|U.S. Classification||222/82, 600/583, 600/577, 222/206, 604/142, 604/205, 604/411, 222/401|
|Cooperative Classification||A61B5/150496, A61B5/150213, A61B5/15003, A61B5/150389, A61B5/150732, A61B5/1405, A61B5/154|
|16 Aug 1991||AS||Assignment|
Owner name: HELENA LABORATORIES CORPORATION
Free format text: ASSIGNMENT OF ASSIGNORS INTEREST.;ASSIGNOR:SARRINE, ROBERT J.;REEL/FRAME:005817/0605
Effective date: 19910814
|8 May 2001||REMI||Maintenance fee reminder mailed|

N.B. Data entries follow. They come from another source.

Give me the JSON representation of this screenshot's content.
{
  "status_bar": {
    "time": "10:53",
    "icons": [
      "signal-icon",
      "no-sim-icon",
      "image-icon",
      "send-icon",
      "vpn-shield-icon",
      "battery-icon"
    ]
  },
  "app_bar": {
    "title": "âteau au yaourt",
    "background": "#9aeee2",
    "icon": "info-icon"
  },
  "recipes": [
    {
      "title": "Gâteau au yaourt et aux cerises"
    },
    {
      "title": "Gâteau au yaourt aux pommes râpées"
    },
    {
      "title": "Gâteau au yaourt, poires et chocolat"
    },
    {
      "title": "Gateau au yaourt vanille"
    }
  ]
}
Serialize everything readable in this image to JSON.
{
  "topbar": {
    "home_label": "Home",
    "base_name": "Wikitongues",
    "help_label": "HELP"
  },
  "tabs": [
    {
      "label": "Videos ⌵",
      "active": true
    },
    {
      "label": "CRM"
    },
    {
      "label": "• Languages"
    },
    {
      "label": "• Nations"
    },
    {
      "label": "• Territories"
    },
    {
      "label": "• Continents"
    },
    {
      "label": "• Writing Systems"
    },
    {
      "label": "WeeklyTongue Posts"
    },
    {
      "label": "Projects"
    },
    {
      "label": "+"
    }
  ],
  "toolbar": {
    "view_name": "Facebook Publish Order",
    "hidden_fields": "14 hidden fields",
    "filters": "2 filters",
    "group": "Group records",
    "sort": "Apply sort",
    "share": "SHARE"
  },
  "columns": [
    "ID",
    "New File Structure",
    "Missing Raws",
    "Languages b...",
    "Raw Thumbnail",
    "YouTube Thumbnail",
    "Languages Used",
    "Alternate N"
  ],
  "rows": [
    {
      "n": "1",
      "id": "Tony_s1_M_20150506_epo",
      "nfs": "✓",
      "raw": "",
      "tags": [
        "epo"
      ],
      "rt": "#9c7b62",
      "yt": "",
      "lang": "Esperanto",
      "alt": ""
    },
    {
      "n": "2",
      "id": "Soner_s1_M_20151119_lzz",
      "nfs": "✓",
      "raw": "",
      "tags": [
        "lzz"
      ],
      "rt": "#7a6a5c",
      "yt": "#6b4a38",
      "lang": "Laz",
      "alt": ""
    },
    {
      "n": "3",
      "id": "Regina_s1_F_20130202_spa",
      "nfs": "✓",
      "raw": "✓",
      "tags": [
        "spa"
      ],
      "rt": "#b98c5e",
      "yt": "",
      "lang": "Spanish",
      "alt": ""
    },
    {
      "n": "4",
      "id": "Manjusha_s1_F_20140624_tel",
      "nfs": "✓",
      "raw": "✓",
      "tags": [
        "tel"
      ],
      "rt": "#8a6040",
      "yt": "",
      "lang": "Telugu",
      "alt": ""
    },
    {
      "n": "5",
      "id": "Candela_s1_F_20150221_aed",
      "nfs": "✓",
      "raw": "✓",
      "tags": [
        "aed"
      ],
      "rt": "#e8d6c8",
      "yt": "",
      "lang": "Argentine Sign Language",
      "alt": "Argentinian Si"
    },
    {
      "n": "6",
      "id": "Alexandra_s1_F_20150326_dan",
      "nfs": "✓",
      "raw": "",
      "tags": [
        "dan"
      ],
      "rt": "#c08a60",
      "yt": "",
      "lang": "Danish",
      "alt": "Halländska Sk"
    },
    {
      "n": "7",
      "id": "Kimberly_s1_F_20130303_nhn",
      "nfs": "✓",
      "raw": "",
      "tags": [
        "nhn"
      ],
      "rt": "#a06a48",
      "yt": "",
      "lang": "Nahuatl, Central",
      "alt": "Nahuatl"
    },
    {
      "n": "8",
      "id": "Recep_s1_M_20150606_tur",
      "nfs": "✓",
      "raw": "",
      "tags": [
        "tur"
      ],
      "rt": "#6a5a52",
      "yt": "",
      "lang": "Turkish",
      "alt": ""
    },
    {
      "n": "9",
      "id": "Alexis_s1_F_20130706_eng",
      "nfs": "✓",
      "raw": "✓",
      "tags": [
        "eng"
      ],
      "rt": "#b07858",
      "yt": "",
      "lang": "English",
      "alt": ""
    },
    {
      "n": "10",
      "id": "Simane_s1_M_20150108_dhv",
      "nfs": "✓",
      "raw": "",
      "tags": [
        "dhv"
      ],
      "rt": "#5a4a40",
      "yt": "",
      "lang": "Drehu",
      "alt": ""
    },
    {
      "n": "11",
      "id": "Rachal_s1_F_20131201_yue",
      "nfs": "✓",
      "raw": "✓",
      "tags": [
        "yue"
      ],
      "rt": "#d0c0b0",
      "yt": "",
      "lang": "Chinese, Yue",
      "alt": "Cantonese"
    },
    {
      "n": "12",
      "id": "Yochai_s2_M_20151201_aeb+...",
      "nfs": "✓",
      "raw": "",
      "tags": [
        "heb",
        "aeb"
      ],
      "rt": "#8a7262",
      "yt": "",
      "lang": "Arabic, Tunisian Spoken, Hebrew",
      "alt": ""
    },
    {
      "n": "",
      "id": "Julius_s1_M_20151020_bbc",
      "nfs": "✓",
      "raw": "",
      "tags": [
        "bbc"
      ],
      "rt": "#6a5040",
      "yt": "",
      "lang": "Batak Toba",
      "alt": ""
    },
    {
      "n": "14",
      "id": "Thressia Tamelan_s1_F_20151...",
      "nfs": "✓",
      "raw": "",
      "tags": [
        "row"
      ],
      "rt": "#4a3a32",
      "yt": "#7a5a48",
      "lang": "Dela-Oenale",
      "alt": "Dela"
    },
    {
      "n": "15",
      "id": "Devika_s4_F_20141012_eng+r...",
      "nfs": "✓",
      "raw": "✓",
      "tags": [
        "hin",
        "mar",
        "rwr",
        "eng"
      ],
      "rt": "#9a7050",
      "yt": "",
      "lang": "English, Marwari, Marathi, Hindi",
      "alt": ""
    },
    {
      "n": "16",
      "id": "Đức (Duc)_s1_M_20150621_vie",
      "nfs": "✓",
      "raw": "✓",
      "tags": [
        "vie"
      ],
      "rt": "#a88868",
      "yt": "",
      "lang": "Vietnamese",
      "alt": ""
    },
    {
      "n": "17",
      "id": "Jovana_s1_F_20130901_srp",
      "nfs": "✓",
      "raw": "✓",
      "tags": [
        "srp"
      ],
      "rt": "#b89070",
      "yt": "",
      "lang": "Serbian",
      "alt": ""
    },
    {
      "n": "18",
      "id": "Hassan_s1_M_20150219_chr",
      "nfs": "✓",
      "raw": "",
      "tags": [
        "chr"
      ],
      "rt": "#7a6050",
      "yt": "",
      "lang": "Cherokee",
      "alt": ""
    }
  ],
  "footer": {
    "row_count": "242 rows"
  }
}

|12 Oct 2001||LAPS||Lapse for failure to pay maintenance fees|
|18 Dec 2001||FP||Expired due to failure to pay maintenance fee|
Effective date: 20011012